The commentary on Andro-Adam doesn’t end with Rabbi Yirmeya -, it is the Talmud after all. Another rabbi argues that God made the first human with “two fronts,”, no derrière, so that no matter which way you approached this original human, it had a face on both sides like a double-headed coin – one side was the female side, the other side male. Only later did God get weirded out or bored and decide to split this double-faced human in two, according to the rabbis of the Talmud.

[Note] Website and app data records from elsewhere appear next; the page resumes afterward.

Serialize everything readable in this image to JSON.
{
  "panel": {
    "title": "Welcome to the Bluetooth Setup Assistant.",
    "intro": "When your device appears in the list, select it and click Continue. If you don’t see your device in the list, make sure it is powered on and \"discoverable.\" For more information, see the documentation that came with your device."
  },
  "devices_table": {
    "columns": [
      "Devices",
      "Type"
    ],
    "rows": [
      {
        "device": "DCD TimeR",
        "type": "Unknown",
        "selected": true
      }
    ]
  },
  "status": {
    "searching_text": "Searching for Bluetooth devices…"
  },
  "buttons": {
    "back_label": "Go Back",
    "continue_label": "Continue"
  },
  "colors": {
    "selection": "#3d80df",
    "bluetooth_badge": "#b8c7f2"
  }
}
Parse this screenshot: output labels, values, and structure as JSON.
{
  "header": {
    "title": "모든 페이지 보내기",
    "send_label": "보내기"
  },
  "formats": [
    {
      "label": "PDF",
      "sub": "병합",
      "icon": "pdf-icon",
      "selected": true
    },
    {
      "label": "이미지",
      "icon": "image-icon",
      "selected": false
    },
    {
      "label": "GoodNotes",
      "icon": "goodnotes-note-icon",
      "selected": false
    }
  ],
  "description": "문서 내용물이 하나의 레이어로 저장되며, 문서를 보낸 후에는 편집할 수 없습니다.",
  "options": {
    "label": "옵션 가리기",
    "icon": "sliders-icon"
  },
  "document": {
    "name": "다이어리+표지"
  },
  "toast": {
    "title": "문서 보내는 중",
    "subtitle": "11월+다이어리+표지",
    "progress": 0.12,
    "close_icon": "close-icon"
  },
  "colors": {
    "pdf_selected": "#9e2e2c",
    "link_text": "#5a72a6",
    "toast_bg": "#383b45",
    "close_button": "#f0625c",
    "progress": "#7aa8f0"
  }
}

This, by today’s standards, very queer midrash, sets the stage for all sorts of Halahkic laws that now must integrate at least six other genders which deviate from “male” or “female.”. This caused a bit of good ol’ gender trouble, since Jewish Law is historically based on a gender binary. But what Talmudic rabbi didn’t love the prospects of a long winded and overly effusive argument? The rabbis thus contended with laws governing the bodies that didn’t fit into the binary, and I think their track record is already much much better than the current U.S. Supreme Court. The Talmudic rabbis note that, like any human being, “one who strikes [the androgynos] or curses him is liable.” (Bikkurim 4:3) Similarly, one who murders an androgynos is, well, a murderer. A radical thought, eh?

Not to paint our priestly forebears as wholly champions of ancient LGBTQ+ rights, but it warms my heart to know that certain rabbis long ago were considering our humanity and acknowledging something it seems even Adam knew: that we (gender-expanders) have always been here.     

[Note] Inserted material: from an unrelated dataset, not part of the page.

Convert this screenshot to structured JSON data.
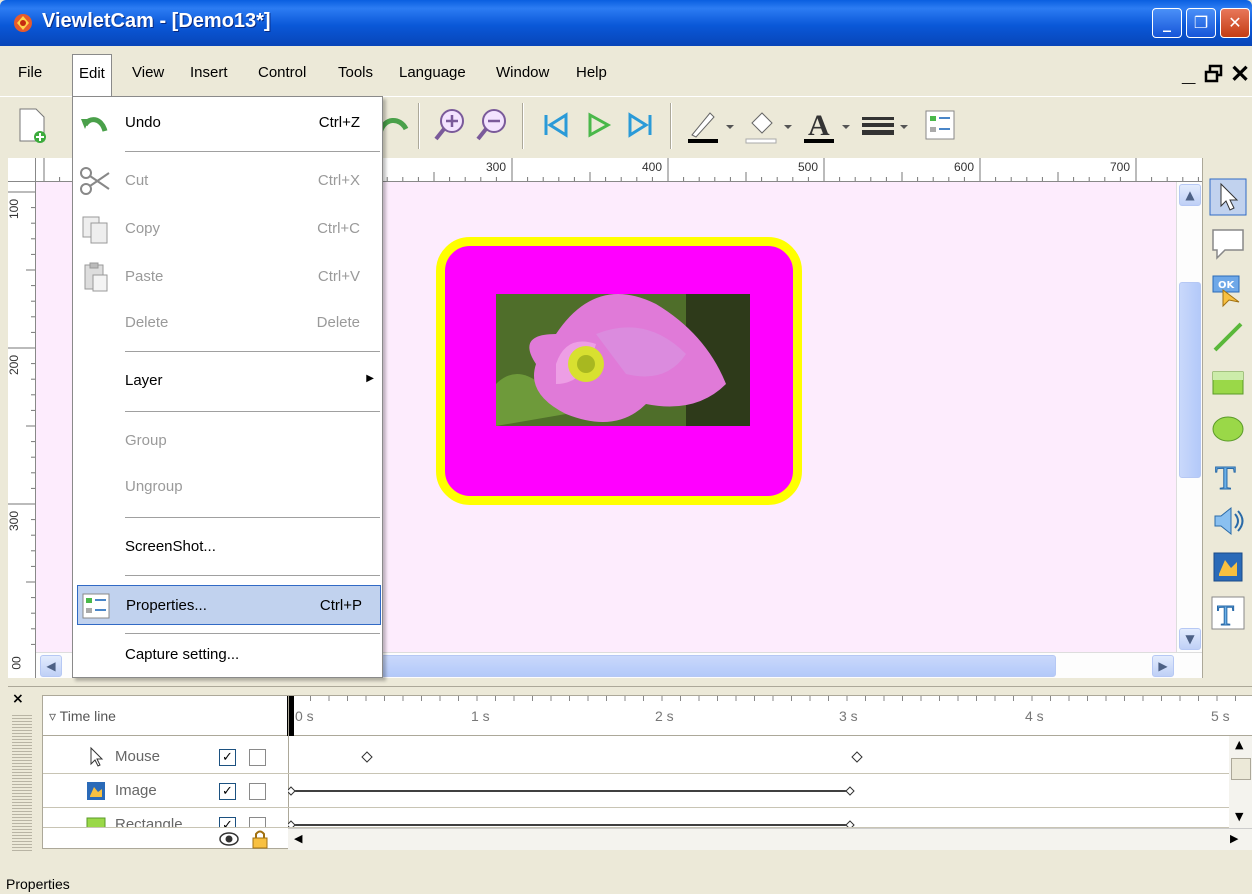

Want more trans-ish Adam? Check out the book by Max K Strassfeld, Trans Talmud: Androgynes and Eunuchs in Rabbinic Literature.

Marval A. Rex is a transmasculine, Catalan-American actor, director, stand up comic and professional astrologer. Rex has directed and performed in genre-bending live artworks and films for over a decade. He is the mastermind behind Big Dad Energy, the world’s first exclusively trans masculine comedy night featuring the likes of Joey Soloway and BLM Canada founder Janaya “Future” Khan. Rex has produced and acted in numerous film projects including the Book of Queer on HBO Max and plays the lead in the upcoming psychological thriller House of Abraham. He is currently working on his first feature film, a documentary about his Sephardic Jewish roots with support from Reboot Studios. Rex is represented by Eric Kind at Brave Artists Management. Find out more at